The more neutral presentation of data was made by the party that offered no concrete guidance and had no axe to grind.

carol

Doh! That was Black Vegetable I was calling on!
Dear Dave, blush, no aspersions to you :)

Carol

Dave,
What, did the data not confirm your prejudices so you have to grouse?
No matter how much you deflect and contort the information, it defies those (you?) who so gleefully pronounced us Dead in a recession we didn't yet recognize way back last fall. That was, uhhh, lets see, how many quarters ago?

The doomsayers were wrong and continue to be wrong, are you big enough to admit it?

Let's give some credit to the companies across the nation that have suffered the same info-blizzard we have, and have adjusted as intelligently and compassionately as they know how.

I toast them every one, congratulate them and hope for their every success.

And to the doom and gloomers: Pptthhhhhhh!

Mark

Alisa,

Be careful, there are many "experts" out there. You must read their interpretations with a grain of salt. You never know what motivates them torturing the data to find something in line with their agenda. I bet that Barry Ritholt is biting his nails now and sitting in the house of pain after his wrong sided call to "go crazy short" in March of this year.

You must develop independent thinking. Good traders and investors tend to be independent thinkers. They are not influenced by what their neighbors say, what some guru says on television, or even something that might distract them from their method of trading. Instead, top professionals will have a method that generates low-risk ideas, manages the trade to cut losses short and let profits run, and have a position-sizing algorithm to help them meet their objectives. What someone else says about the market or their positions will not influence them at all.

Good luck!

Alisa

Data interpretation is not an easy task. The challenges include, no doubt, the challenges of accuracy and validity of the data. But yet the biggest challenge may be in how the data is interperted and how the interpretations are used to make critical decisions. As I continue on my journey into the stock martket I am feeling almost "overwhelmed" by all the data. But, I think the goal is to shift through it and determine which data is critical in helping me to reach my investment goals.
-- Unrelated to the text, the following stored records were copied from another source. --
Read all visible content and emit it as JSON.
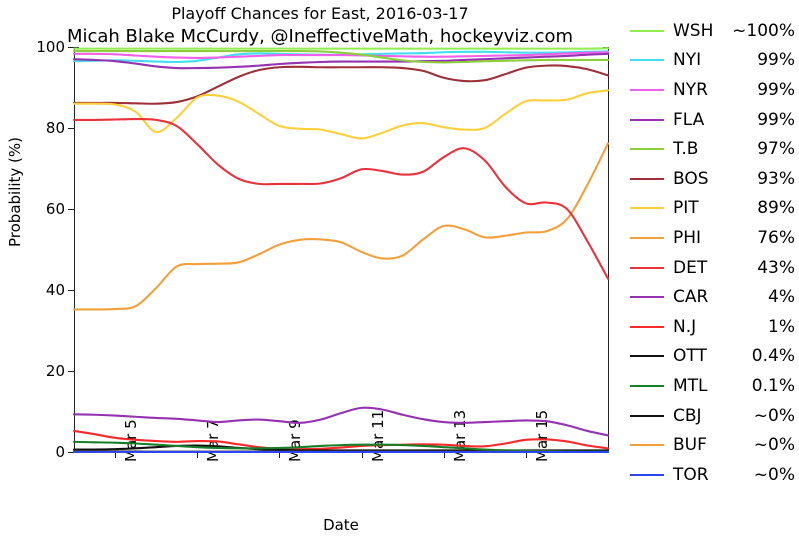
{
  "chart_data": {
    "type": "line",
    "title": "Playoff Chances for East, 2016-03-17",
    "subtitle": "Micah Blake McCurdy, @IneffectiveMath, hockeyviz.com",
    "xlabel": "Date",
    "ylabel": "Probability (%)",
    "ylim": [
      0,
      100
    ],
    "yticks": [
      0,
      20,
      40,
      60,
      80,
      100
    ],
    "ytick_labels": [
      "0",
      "20",
      "40",
      "60",
      "80",
      "100"
    ],
    "xlim": [
      "Mar 4",
      "Mar 17"
    ],
    "xtick_labels": [
      "Mar 5",
      "Mar 7",
      "Mar 9",
      "Mar 11",
      "Mar 13",
      "Mar 15"
    ],
    "xtick_days": [
      5,
      7,
      9,
      11,
      13,
      15
    ],
    "grid": false,
    "legend_position": "right",
    "x": [
      4.0,
      4.5,
      5.0,
      5.5,
      6.0,
      6.5,
      7.0,
      7.5,
      8.0,
      8.5,
      9.0,
      9.5,
      10.0,
      10.5,
      11.0,
      11.5,
      12.0,
      12.5,
      13.0,
      13.5,
      14.0,
      14.5,
      15.0,
      15.5,
      16.0,
      16.5,
      17.0
    ],
    "series": [
      {
        "name": "WSH",
        "label": "WSH",
        "value_label": "~100%",
        "color": "#90ee50",
        "values": [
          99.6,
          99.6,
          99.6,
          99.6,
          99.6,
          99.6,
          99.6,
          99.6,
          99.6,
          99.6,
          99.6,
          99.6,
          99.6,
          99.6,
          99.6,
          99.6,
          99.6,
          99.6,
          99.6,
          99.6,
          99.6,
          99.6,
          99.6,
          99.6,
          99.6,
          99.6,
          99.7
        ]
      },
      {
        "name": "NYI",
        "label": "NYI",
        "value_label": "99%",
        "color": "#40e0f0",
        "values": [
          96.5,
          96.6,
          96.7,
          96.6,
          96.4,
          96.3,
          96.6,
          97.4,
          98.2,
          98.4,
          98.3,
          98.2,
          98.1,
          98.1,
          98.2,
          98.3,
          98.4,
          98.5,
          98.7,
          98.8,
          98.8,
          98.7,
          98.6,
          98.6,
          98.7,
          98.8,
          98.9
        ]
      },
      {
        "name": "NYR",
        "label": "NYR",
        "value_label": "99%",
        "color": "#f060ea",
        "values": [
          98.3,
          98.3,
          98.2,
          97.9,
          97.6,
          97.4,
          97.3,
          97.4,
          97.6,
          97.8,
          98.0,
          98.0,
          98.0,
          98.0,
          97.9,
          97.8,
          97.7,
          97.6,
          97.6,
          97.7,
          97.8,
          97.9,
          98.0,
          98.2,
          98.4,
          98.6,
          98.7
        ]
      },
      {
        "name": "FLA",
        "label": "FLA",
        "value_label": "99%",
        "color": "#9432b0",
        "values": [
          97.0,
          96.8,
          96.5,
          95.9,
          95.2,
          94.8,
          94.8,
          94.9,
          95.1,
          95.4,
          95.8,
          96.1,
          96.3,
          96.4,
          96.4,
          96.4,
          96.4,
          96.5,
          96.6,
          96.8,
          97.0,
          97.2,
          97.4,
          97.6,
          97.8,
          98.1,
          98.3
        ]
      },
      {
        "name": "T.B",
        "label": "T.B",
        "value_label": "97%",
        "color": "#8ccf3a",
        "values": [
          99.0,
          99.0,
          99.0,
          99.0,
          99.0,
          99.0,
          99.0,
          99.0,
          99.0,
          99.0,
          99.0,
          99.0,
          98.9,
          98.6,
          98.1,
          97.4,
          96.7,
          96.3,
          96.2,
          96.3,
          96.5,
          96.6,
          96.7,
          96.8,
          96.8,
          96.8,
          96.8
        ]
      },
      {
        "name": "BOS",
        "label": "BOS",
        "value_label": "93%",
        "color": "#9d3039",
        "values": [
          86.2,
          86.2,
          86.2,
          86.1,
          86.0,
          86.4,
          87.8,
          90.2,
          92.6,
          94.3,
          95.0,
          95.1,
          95.0,
          95.0,
          95.0,
          95.0,
          94.8,
          94.1,
          92.4,
          91.6,
          91.8,
          93.3,
          94.9,
          95.4,
          95.3,
          94.5,
          93.0
        ]
      },
      {
        "name": "PIT",
        "label": "PIT",
        "value_label": "89%",
        "color": "#fdd03a",
        "values": [
          86.0,
          86.0,
          85.8,
          84.0,
          79.0,
          82.5,
          87.5,
          88.0,
          86.5,
          83.5,
          80.5,
          79.8,
          79.6,
          78.5,
          77.4,
          78.8,
          80.6,
          81.2,
          80.2,
          79.6,
          80.0,
          83.5,
          86.6,
          86.8,
          87.0,
          88.6,
          89.3
        ]
      },
      {
        "name": "PHI",
        "label": "PHI",
        "value_label": "76%",
        "color": "#f2a03a",
        "values": [
          35.2,
          35.2,
          35.3,
          36.0,
          40.5,
          45.8,
          46.4,
          46.5,
          46.8,
          48.8,
          51.2,
          52.4,
          52.5,
          51.8,
          49.4,
          47.8,
          48.5,
          52.5,
          55.8,
          55.0,
          53.0,
          53.4,
          54.2,
          54.5,
          57.5,
          66.0,
          76.2
        ]
      },
      {
        "name": "DET",
        "label": "DET",
        "value_label": "43%",
        "color": "#e8323c",
        "values": [
          82.0,
          82.0,
          82.1,
          82.2,
          82.0,
          80.5,
          76.0,
          71.0,
          67.5,
          66.2,
          66.2,
          66.2,
          66.3,
          67.6,
          69.8,
          69.4,
          68.5,
          69.2,
          72.8,
          75.0,
          72.0,
          65.5,
          61.4,
          61.6,
          60.0,
          52.0,
          42.8
        ]
      },
      {
        "name": "CAR",
        "label": "CAR",
        "value_label": "4%",
        "color": "#9432b0",
        "values": [
          9.3,
          9.2,
          9.0,
          8.7,
          8.4,
          8.2,
          7.8,
          7.4,
          7.8,
          8.0,
          7.6,
          7.2,
          8.0,
          9.6,
          10.9,
          10.5,
          9.2,
          8.1,
          7.4,
          7.2,
          7.4,
          7.6,
          7.8,
          7.6,
          6.6,
          5.2,
          4.1
        ]
      },
      {
        "name": "N.J",
        "label": "N.J",
        "value_label": "1%",
        "color": "#fa2a2a",
        "values": [
          5.2,
          4.4,
          3.5,
          3.0,
          2.7,
          2.5,
          2.7,
          2.6,
          1.9,
          1.2,
          0.8,
          0.7,
          0.8,
          1.1,
          1.5,
          1.7,
          1.8,
          1.9,
          1.8,
          1.5,
          1.4,
          2.1,
          3.0,
          3.1,
          2.6,
          1.6,
          0.9
        ]
      },
      {
        "name": "OTT",
        "label": "OTT",
        "value_label": "0.4%",
        "color": "#111111",
        "values": [
          0.6,
          0.6,
          0.7,
          0.9,
          1.2,
          1.5,
          1.6,
          1.4,
          1.0,
          0.7,
          0.5,
          0.4,
          0.4,
          0.4,
          0.4,
          0.4,
          0.4,
          0.4,
          0.4,
          0.4,
          0.4,
          0.4,
          0.4,
          0.4,
          0.4,
          0.4,
          0.4
        ]
      },
      {
        "name": "MTL",
        "label": "MTL",
        "value_label": "0.1%",
        "color": "#157f2a",
        "values": [
          2.5,
          2.4,
          2.3,
          2.1,
          1.8,
          1.5,
          1.2,
          1.0,
          0.9,
          0.9,
          1.0,
          1.2,
          1.5,
          1.7,
          1.8,
          1.8,
          1.7,
          1.5,
          1.2,
          0.9,
          0.6,
          0.4,
          0.3,
          0.2,
          0.15,
          0.12,
          0.1
        ]
      },
      {
        "name": "CBJ",
        "label": "CBJ",
        "value_label": "~0%",
        "color": "#111111",
        "values": [
          0.15,
          0.15,
          0.14,
          0.13,
          0.12,
          0.12,
          0.11,
          0.1,
          0.1,
          0.1,
          0.09,
          0.09,
          0.08,
          0.08,
          0.07,
          0.07,
          0.06,
          0.06,
          0.05,
          0.05,
          0.04,
          0.04,
          0.03,
          0.03,
          0.02,
          0.02,
          0.02
        ]
      },
      {
        "name": "BUF",
        "label": "BUF",
        "value_label": "~0%",
        "color": "#f2a03a",
        "values": [
          0.06,
          0.06,
          0.05,
          0.05,
          0.05,
          0.04,
          0.04,
          0.04,
          0.03,
          0.03,
          0.03,
          0.03,
          0.02,
          0.02,
          0.02,
          0.02,
          0.02,
          0.01,
          0.01,
          0.01,
          0.01,
          0.01,
          0.01,
          0.01,
          0.0,
          0.0,
          0.0
        ]
      },
      {
        "name": "TOR",
        "label": "TOR",
        "value_label": "~0%",
        "color": "#2a46f0",
        "values": [
          0.03,
          0.03,
          0.03,
          0.02,
          0.02,
          0.02,
          0.02,
          0.02,
          0.02,
          0.01,
          0.01,
          0.01,
          0.01,
          0.01,
          0.01,
          0.01,
          0.01,
          0.0,
          0.0,
          0.0,
          0.0,
          0.0,
          0.0,
          0.0,
          0.0,
          0.0,
          0.0
        ]
      }
    ]
  }
}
blackvegetable

"it "feels" like a recession. I wonder where that feeling comes from? Mass media, maybe?"


Get out of that gated community much?

Dave

I think it is a matter of being able to interpret the data objectively without bias. David Rosenberg always finds something to “strip” from GDP to paint a gloomy picture (strip defense spending, strip inventories, strip exports, strip consumer spending, strip business investment…) If the stripping does not work to produce the gloomy picture, he injects government conspiracy theories about the government underreporting the inflation.

Barry Ritholtz is an opinionated and self-deceiving perma-bear lawyer pretending to be an economist with extremely poor predictive record. He has been predicting recessions and “secular bear markets” since 2003. He is consistently wrong. Can you name at least one of his predictions when he was right? Dow 6800 in 2006? Multiple recessions in 2007? And now “positive GDP” recession in 2008?

Briefing economists have been the most objective and accurate.

I do not know Gary Smith and cannot comment.

Tim

Not to worry if we are in a recession, Yesterday I heard a financial commentator state that even if the economy was still in positive growth, it "feels" like a recession. I wonder where that feeling comes from? Mass media, maybe?

The comments to this entry are closed.